**Data for analysis:**
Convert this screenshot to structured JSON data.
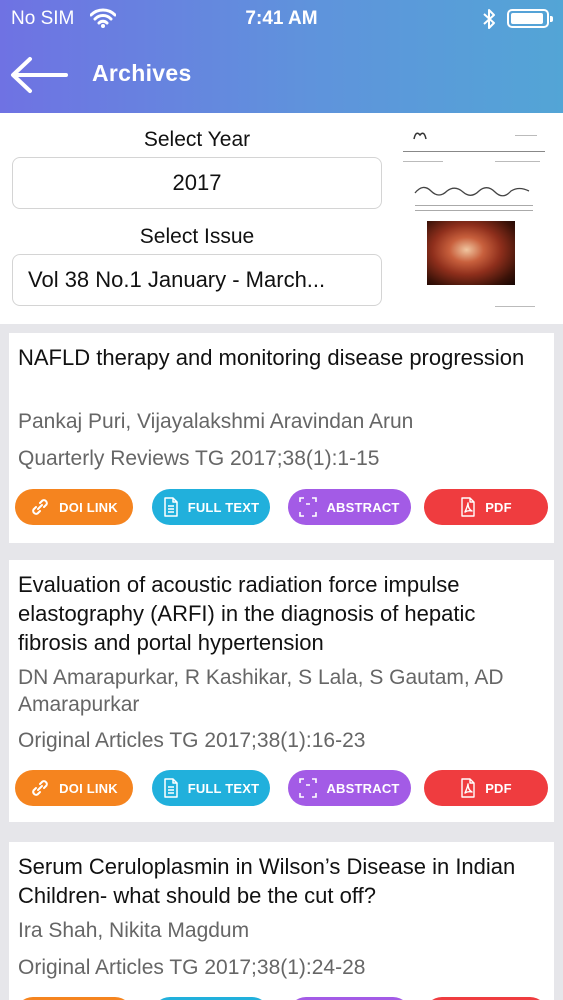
{
  "status_bar": {
    "carrier": "No SIM",
    "time": "7:41 AM"
  },
  "nav": {
    "title": "Archives",
    "back_icon": "back-arrow-icon"
  },
  "filters": {
    "year_label": "Select Year",
    "year_value": "2017",
    "issue_label": "Select Issue",
    "issue_value": "Vol 38 No.1 January - March..."
  },
  "actions": {
    "doi": "DOI LINK",
    "full_text": "FULL TEXT",
    "abstract": "ABSTRACT",
    "pdf": "PDF"
  },
  "colors": {
    "header_start": "#6f72e3",
    "header_end": "#53a5d6",
    "doi": "#f5841f",
    "full_text": "#21b0dc",
    "abstract": "#a35be6",
    "pdf": "#ef3c3f"
  },
  "articles": [
    {
      "title": "NAFLD therapy and monitoring disease progression",
      "authors": "Pankaj Puri, Vijayalakshmi Aravindan Arun",
      "reference": "Quarterly Reviews TG 2017;38(1):1-15"
    },
    {
      "title": "Evaluation of acoustic radiation force impulse elastography (ARFI) in the diagnosis of hepatic fibrosis and portal hypertension",
      "authors": "DN Amarapurkar, R Kashikar, S Lala, S Gautam, AD Amarapurkar",
      "reference": "Original Articles TG 2017;38(1):16-23"
    },
    {
      "title": "Serum Ceruloplasmin in Wilson’s Disease in Indian Children- what should be the cut off?",
      "authors": "Ira Shah, Nikita Magdum",
      "reference": "Original Articles TG 2017;38(1):24-28"
    }
  ]
}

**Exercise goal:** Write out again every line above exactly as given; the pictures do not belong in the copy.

**Result for this exercise:**
Convert this screenshot to structured JSON data.
{
  "status_bar": {
    "carrier": "No SIM",
    "time": "7:41 AM"
  },
  "nav": {
    "title": "Archives",
    "back_icon": "back-arrow-icon"
  },
  "filters": {
    "year_label": "Select Year",
    "year_value": "2017",
    "issue_label": "Select Issue",
    "issue_value": "Vol 38 No.1 January - March..."
  },
  "actions": {
    "doi": "DOI LINK",
    "full_text": "FULL TEXT",
    "abstract": "ABSTRACT",
    "pdf": "PDF"
  },
  "colors": {
    "header_start": "#6f72e3",
    "header_end": "#53a5d6",
    "doi": "#f5841f",
    "full_text": "#21b0dc",
    "abstract": "#a35be6",
    "pdf": "#ef3c3f"
  },
  "articles": [
    {
      "title": "NAFLD therapy and monitoring disease progression",
      "authors": "Pankaj Puri, Vijayalakshmi Aravindan Arun",
      "reference": "Quarterly Reviews TG 2017;38(1):1-15"
    },
    {
      "title": "Evaluation of acoustic radiation force impulse elastography (ARFI) in the diagnosis of hepatic fibrosis and portal hypertension",
      "authors": "DN Amarapurkar, R Kashikar, S Lala, S Gautam, AD Amarapurkar",
      "reference": "Original Articles TG 2017;38(1):16-23"
    },
    {
      "title": "Serum Ceruloplasmin in Wilson’s Disease in Indian Children- what should be the cut off?",
      "authors": "Ira Shah, Nikita Magdum",
      "reference": "Original Articles TG 2017;38(1):24-28"
    }
  ]
}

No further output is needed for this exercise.